%%

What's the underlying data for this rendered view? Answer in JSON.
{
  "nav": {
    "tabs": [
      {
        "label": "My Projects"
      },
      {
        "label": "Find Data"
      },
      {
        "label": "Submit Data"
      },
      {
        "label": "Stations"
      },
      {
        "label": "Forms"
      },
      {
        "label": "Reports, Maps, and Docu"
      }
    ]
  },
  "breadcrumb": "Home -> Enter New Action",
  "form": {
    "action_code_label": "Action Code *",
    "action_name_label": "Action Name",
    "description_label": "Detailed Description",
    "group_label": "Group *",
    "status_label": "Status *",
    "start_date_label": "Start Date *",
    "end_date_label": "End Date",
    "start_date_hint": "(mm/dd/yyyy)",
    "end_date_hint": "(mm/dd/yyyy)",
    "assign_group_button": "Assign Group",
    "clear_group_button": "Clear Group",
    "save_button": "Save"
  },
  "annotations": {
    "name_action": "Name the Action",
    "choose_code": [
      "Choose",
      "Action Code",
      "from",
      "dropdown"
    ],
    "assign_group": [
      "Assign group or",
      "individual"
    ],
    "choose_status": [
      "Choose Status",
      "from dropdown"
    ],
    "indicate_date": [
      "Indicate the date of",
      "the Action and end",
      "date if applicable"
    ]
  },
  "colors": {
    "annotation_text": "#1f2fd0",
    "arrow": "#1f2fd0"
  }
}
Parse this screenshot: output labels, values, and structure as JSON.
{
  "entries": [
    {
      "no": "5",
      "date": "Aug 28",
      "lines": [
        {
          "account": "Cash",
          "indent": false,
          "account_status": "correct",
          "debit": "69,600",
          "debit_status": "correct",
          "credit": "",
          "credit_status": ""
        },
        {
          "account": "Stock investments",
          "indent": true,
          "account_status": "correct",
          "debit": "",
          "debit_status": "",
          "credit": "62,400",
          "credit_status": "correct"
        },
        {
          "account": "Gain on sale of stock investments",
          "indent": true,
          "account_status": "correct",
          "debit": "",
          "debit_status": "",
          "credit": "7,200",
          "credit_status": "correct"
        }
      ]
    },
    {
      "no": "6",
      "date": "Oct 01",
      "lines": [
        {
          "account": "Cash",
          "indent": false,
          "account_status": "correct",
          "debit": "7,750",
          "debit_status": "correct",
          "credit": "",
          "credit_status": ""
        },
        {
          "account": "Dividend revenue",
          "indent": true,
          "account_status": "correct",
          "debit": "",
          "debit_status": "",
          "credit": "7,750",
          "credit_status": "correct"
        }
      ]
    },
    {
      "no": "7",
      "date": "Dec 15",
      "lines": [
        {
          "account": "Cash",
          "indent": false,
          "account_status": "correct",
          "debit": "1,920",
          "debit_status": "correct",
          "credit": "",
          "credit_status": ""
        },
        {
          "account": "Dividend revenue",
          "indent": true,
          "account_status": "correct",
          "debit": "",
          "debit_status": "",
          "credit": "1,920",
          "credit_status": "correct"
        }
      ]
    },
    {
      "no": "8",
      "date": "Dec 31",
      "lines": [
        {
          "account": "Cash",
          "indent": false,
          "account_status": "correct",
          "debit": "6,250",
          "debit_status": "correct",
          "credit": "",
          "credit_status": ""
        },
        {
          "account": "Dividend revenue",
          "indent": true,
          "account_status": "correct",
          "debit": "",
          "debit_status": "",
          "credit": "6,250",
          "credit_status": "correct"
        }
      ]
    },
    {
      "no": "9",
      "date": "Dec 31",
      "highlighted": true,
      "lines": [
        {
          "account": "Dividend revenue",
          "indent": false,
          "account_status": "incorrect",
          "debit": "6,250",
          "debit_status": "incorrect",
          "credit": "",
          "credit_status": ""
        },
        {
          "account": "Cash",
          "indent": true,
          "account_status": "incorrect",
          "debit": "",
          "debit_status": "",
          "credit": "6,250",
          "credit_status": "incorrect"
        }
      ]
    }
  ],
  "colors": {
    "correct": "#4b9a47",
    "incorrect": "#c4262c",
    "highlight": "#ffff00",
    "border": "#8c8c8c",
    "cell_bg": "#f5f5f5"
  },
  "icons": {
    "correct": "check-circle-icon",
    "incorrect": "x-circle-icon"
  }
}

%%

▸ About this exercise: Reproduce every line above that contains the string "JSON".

▸ Written solution:
What's the underlying data for this rendered view? Answer in JSON.
Parse this screenshot: output labels, values, and structure as JSON.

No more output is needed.